**TASK REQUIREMENTS**
Read through the records below and copy each line that uses the word "Opcond".
──────── SUPPLIED MATERIAL ────────
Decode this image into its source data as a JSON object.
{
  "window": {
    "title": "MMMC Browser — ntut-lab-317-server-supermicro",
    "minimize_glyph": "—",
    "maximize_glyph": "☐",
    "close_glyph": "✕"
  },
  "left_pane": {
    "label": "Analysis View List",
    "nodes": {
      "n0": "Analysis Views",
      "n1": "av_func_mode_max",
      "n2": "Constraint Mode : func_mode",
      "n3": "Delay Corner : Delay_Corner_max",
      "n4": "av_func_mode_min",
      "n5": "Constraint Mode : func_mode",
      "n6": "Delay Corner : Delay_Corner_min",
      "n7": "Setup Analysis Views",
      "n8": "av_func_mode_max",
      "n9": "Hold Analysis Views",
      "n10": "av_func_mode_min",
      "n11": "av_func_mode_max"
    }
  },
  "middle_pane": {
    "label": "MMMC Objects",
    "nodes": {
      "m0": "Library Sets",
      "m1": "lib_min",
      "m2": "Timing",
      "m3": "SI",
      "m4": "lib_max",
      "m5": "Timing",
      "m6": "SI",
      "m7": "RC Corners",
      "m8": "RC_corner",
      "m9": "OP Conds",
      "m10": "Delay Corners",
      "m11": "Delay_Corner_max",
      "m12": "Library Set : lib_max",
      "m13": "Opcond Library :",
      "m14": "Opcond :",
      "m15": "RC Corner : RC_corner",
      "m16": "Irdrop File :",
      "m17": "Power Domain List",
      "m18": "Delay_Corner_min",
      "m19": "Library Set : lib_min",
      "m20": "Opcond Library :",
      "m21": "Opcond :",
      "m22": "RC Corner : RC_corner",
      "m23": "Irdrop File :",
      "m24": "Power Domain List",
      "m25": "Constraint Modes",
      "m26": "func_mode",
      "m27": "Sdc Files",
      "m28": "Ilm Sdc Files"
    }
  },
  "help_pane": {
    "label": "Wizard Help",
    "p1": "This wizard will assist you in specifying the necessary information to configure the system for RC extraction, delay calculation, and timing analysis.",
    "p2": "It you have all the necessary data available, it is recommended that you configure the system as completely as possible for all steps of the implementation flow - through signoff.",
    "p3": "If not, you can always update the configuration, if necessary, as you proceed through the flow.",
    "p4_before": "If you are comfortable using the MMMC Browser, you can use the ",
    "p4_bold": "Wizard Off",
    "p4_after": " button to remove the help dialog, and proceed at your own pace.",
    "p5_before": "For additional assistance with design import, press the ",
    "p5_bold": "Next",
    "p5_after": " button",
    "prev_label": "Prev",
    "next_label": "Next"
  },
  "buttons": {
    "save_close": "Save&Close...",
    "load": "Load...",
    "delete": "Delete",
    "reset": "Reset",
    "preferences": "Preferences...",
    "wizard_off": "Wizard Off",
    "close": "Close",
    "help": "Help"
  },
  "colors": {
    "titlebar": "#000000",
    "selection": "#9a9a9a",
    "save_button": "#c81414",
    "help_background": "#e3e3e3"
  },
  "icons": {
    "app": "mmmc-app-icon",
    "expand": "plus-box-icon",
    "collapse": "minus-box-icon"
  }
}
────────
**ANSWER TO THIS EXERCISE**
      "m13": "Opcond Library :",
      "m14": "Opcond :",
      "m20": "Opcond Library :",
      "m21": "Opcond :",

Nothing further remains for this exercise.